Americans spend a smaller percentage of their income on food than anyone else, but it costs us dearly. . .
by Eric Schlosser
Thanksgiving should also be stress-free. I know some of you are a little worked up over the complexity of the meal or whether or not the Turkey (Tofurkey?) will pass muster with Mom. Please, relax. Take a deep breath. Ask for a hand from a friend, spouse or child. Have some wine. This holiday is for all of us and that includes you.
So, what kind of wine is suitable to the Thanksgiving table? Well, there’s good news and bad news. The bad news is that most Thanksgiving dinners are an assembly of so many different flavors and textures and weights of yummy things that no single wine will pair wonderfully with every item on the table. Here’s the good news:
The captain has turned off the wine snobbery sign. You are now free to move about the wine section.
Seriously. This is the time to bring whatever wine you wish to the table. It’s your event. Drink what you like. Have 3-4 kinds of wine if the gathering is large and everyone will find something they like. Most of what you select will work with most of the food. Some things won’t work so well. Watch the faces of other people as they try the White Zinfandel with the corn salad, or the Cotes du Rhone with the cranberry sauce. If you see a pucker across the table, you know that’s not a good match. Then you try the Cotes du Rhone with the corn salad and the White Zinfandel with the cranberry sauce. Maybe that will work. Just have fun with it. It’s your holiday, your food, your wine, your taste buds, your friends, your family, and your nap.
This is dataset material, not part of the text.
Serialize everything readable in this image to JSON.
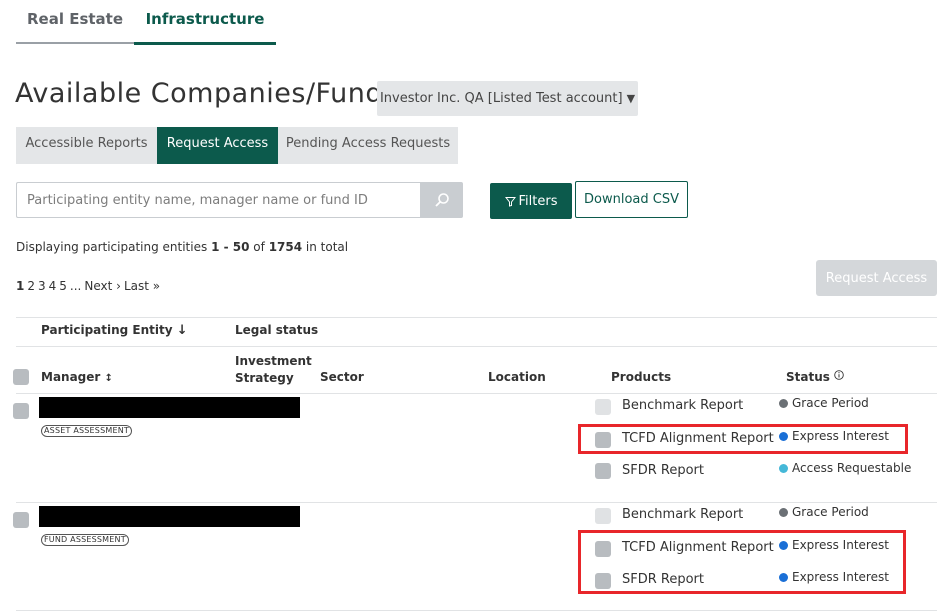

Below are a few recommendations for wines that you can find at Bloomingfoods on East Third Street and on West Sixth Street. These wines are recommended for their excellent value and their general food-friendliness. If any part of a description sounds snobbish or pretentious, it is not the fault of the wine. Rather it is the fault of the scribe (old habits die hard). Have a happy Thanksgiving!